### RECORDED INFORMATION
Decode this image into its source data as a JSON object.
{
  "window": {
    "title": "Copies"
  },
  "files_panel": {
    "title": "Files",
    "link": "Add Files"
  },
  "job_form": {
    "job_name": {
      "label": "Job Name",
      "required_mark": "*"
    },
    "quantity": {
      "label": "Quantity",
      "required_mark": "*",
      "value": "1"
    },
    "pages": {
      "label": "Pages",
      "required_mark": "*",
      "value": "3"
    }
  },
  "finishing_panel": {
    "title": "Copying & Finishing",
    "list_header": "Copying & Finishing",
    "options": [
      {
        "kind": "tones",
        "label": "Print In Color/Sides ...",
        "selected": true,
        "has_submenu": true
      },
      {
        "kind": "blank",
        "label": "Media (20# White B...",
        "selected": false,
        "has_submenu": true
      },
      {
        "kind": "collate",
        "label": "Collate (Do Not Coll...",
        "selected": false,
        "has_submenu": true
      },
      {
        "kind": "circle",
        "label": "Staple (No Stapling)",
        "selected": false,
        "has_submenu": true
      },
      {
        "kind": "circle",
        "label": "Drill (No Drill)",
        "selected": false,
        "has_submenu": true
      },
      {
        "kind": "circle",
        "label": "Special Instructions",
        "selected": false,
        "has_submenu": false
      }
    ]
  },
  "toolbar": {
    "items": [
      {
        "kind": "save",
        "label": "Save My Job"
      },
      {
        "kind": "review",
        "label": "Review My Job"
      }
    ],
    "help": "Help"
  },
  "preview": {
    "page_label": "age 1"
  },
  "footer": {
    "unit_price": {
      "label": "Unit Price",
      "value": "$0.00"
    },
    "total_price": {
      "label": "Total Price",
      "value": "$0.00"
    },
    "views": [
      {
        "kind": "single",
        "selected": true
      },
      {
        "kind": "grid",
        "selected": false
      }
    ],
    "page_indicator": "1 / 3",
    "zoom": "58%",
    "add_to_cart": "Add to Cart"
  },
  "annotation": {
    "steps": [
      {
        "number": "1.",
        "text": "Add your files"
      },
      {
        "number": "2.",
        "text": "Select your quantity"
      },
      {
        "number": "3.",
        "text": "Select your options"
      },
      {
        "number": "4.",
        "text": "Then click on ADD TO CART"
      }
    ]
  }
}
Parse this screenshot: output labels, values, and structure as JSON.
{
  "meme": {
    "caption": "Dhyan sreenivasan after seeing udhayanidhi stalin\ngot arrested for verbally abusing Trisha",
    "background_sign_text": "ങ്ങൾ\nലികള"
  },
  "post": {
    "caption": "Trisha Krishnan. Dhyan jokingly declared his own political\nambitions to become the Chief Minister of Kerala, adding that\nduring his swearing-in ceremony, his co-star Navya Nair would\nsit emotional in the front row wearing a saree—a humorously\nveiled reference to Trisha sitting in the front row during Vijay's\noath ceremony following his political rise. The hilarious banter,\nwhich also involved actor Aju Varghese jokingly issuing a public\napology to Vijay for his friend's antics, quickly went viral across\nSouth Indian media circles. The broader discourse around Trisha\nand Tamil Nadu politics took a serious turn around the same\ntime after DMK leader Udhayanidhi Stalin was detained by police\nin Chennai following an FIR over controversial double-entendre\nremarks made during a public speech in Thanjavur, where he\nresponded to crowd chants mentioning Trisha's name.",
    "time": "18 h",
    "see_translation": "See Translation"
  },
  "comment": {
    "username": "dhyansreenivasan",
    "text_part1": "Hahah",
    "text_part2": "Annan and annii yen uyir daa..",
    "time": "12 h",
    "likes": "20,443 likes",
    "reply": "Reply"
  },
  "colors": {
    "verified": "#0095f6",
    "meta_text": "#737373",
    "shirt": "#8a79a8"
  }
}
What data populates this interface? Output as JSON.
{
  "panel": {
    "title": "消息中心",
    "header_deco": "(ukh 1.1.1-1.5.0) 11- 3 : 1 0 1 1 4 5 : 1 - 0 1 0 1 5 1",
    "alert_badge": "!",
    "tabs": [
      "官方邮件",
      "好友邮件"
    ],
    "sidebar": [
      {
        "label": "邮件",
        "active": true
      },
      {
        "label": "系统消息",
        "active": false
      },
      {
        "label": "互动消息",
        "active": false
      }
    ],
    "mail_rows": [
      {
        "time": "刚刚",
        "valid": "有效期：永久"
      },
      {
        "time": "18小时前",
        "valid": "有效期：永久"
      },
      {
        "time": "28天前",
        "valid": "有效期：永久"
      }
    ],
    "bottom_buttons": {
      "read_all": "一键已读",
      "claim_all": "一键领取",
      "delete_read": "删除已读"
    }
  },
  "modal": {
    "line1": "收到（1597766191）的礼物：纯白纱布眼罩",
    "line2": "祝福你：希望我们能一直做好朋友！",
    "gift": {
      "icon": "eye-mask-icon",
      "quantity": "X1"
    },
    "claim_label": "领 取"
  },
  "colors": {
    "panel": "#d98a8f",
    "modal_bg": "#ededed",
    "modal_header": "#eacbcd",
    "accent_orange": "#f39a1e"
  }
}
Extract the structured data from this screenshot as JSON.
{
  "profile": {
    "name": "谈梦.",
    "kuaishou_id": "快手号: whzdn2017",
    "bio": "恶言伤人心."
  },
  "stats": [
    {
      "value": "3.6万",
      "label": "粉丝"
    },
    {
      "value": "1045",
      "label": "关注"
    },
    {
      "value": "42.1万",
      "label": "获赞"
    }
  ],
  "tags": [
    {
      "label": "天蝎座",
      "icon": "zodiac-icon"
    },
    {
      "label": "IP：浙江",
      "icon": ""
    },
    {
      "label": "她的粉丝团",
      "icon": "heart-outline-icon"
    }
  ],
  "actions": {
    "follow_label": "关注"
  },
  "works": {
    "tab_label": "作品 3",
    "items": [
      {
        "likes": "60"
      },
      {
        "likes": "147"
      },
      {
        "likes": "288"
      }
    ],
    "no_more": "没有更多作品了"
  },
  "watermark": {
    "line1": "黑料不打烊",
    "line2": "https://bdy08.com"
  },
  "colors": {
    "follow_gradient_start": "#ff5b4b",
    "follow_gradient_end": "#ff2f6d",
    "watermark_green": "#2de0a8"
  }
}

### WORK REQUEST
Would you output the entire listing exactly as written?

### REPLY TO THE TASK
Decode this image into its source data as a JSON object.
{
  "window": {
    "title": "Copies"
  },
  "files_panel": {
    "title": "Files",
    "link": "Add Files"
  },
  "job_form": {
    "job_name": {
      "label": "Job Name",
      "required_mark": "*"
    },
    "quantity": {
      "label": "Quantity",
      "required_mark": "*",
      "value": "1"
    },
    "pages": {
      "label": "Pages",
      "required_mark": "*",
      "value": "3"
    }
  },
  "finishing_panel": {
    "title": "Copying & Finishing",
    "list_header": "Copying & Finishing",
    "options": [
      {
        "kind": "tones",
        "label": "Print In Color/Sides ...",
        "selected": true,
        "has_submenu": true
      },
      {
        "kind": "blank",
        "label": "Media (20# White B...",
        "selected": false,
        "has_submenu": true
      },
      {
        "kind": "collate",
        "label": "Collate (Do Not Coll...",
        "selected": false,
        "has_submenu": true
      },
      {
        "kind": "circle",
        "label": "Staple (No Stapling)",
        "selected": false,
        "has_submenu": true
      },
      {
        "kind": "circle",
        "label": "Drill (No Drill)",
        "selected": false,
        "has_submenu": true
      },
      {
        "kind": "circle",
        "label": "Special Instructions",
        "selected": false,
        "has_submenu": false
      }
    ]
  },
  "toolbar": {
    "items": [
      {
        "kind": "save",
        "label": "Save My Job"
      },
      {
        "kind": "review",
        "label": "Review My Job"
      }
    ],
    "help": "Help"
  },
  "preview": {
    "page_label": "age 1"
  },
  "footer": {
    "unit_price": {
      "label": "Unit Price",
      "value": "$0.00"
    },
    "total_price": {
      "label": "Total Price",
      "value": "$0.00"
    },
    "views": [
      {
        "kind": "single",
        "selected": true
      },
      {
        "kind": "grid",
        "selected": false
      }
    ],
    "page_indicator": "1 / 3",
    "zoom": "58%",
    "add_to_cart": "Add to Cart"
  },
  "annotation": {
    "steps": [
      {
        "number": "1.",
        "text": "Add your files"
      },
      {
        "number": "2.",
        "text": "Select your quantity"
      },
      {
        "number": "3.",
        "text": "Select your options"
      },
      {
        "number": "4.",
        "text": "Then click on ADD TO CART"
      }
    ]
  }
}
Parse this screenshot: output labels, values, and structure as JSON.
{
  "meme": {
    "caption": "Dhyan sreenivasan after seeing udhayanidhi stalin\ngot arrested for verbally abusing Trisha",
    "background_sign_text": "ങ്ങൾ\nലികള"
  },
  "post": {
    "caption": "Trisha Krishnan. Dhyan jokingly declared his own political\nambitions to become the Chief Minister of Kerala, adding that\nduring his swearing-in ceremony, his co-star Navya Nair would\nsit emotional in the front row wearing a saree—a humorously\nveiled reference to Trisha sitting in the front row during Vijay's\noath ceremony following his political rise. The hilarious banter,\nwhich also involved actor Aju Varghese jokingly issuing a public\napology to Vijay for his friend's antics, quickly went viral across\nSouth Indian media circles. The broader discourse around Trisha\nand Tamil Nadu politics took a serious turn around the same\ntime after DMK leader Udhayanidhi Stalin was detained by police\nin Chennai following an FIR over controversial double-entendre\nremarks made during a public speech in Thanjavur, where he\nresponded to crowd chants mentioning Trisha's name.",
    "time": "18 h",
    "see_translation": "See Translation"
  },
  "comment": {
    "username": "dhyansreenivasan",
    "text_part1": "Hahah",
    "text_part2": "Annan and annii yen uyir daa..",
    "time": "12 h",
    "likes": "20,443 likes",
    "reply": "Reply"
  },
  "colors": {
    "verified": "#0095f6",
    "meta_text": "#737373",
    "shirt": "#8a79a8"
  }
}
What data populates this interface? Output as JSON.
{
  "panel": {
    "title": "消息中心",
    "header_deco": "(ukh 1.1.1-1.5.0) 11- 3 : 1 0 1 1 4 5 : 1 - 0 1 0 1 5 1",
    "alert_badge": "!",
    "tabs": [
      "官方邮件",
      "好友邮件"
    ],
    "sidebar": [
      {
        "label": "邮件",
        "active": true
      },
      {
        "label": "系统消息",
        "active": false
      },
      {
        "label": "互动消息",
        "active": false
      }
    ],
    "mail_rows": [
      {
        "time": "刚刚",
        "valid": "有效期：永久"
      },
      {
        "time": "18小时前",
        "valid": "有效期：永久"
      },
      {
        "time": "28天前",
        "valid": "有效期：永久"
      }
    ],
    "bottom_buttons": {
      "read_all": "一键已读",
      "claim_all": "一键领取",
      "delete_read": "删除已读"
    }
  },
  "modal": {
    "line1": "收到（1597766191）的礼物：纯白纱布眼罩",
    "line2": "祝福你：希望我们能一直做好朋友！",
    "gift": {
      "icon": "eye-mask-icon",
      "quantity": "X1"
    },
    "claim_label": "领 取"
  },
  "colors": {
    "panel": "#d98a8f",
    "modal_bg": "#ededed",
    "modal_header": "#eacbcd",
    "accent_orange": "#f39a1e"
  }
}
Extract the structured data from this screenshot as JSON.
{
  "profile": {
    "name": "谈梦.",
    "kuaishou_id": "快手号: whzdn2017",
    "bio": "恶言伤人心."
  },
  "stats": [
    {
      "value": "3.6万",
      "label": "粉丝"
    },
    {
      "value": "1045",
      "label": "关注"
    },
    {
      "value": "42.1万",
      "label": "获赞"
    }
  ],
  "tags": [
    {
      "label": "天蝎座",
      "icon": "zodiac-icon"
    },
    {
      "label": "IP：浙江",
      "icon": ""
    },
    {
      "label": "她的粉丝团",
      "icon": "heart-outline-icon"
    }
  ],
  "actions": {
    "follow_label": "关注"
  },
  "works": {
    "tab_label": "作品 3",
    "items": [
      {
        "likes": "60"
      },
      {
        "likes": "147"
      },
      {
        "likes": "288"
      }
    ],
    "no_more": "没有更多作品了"
  },
  "watermark": {
    "line1": "黑料不打烊",
    "line2": "https://bdy08.com"
  },
  "colors": {
    "follow_gradient_start": "#ff5b4b",
    "follow_gradient_end": "#ff2f6d",
    "watermark_green": "#2de0a8"
  }
}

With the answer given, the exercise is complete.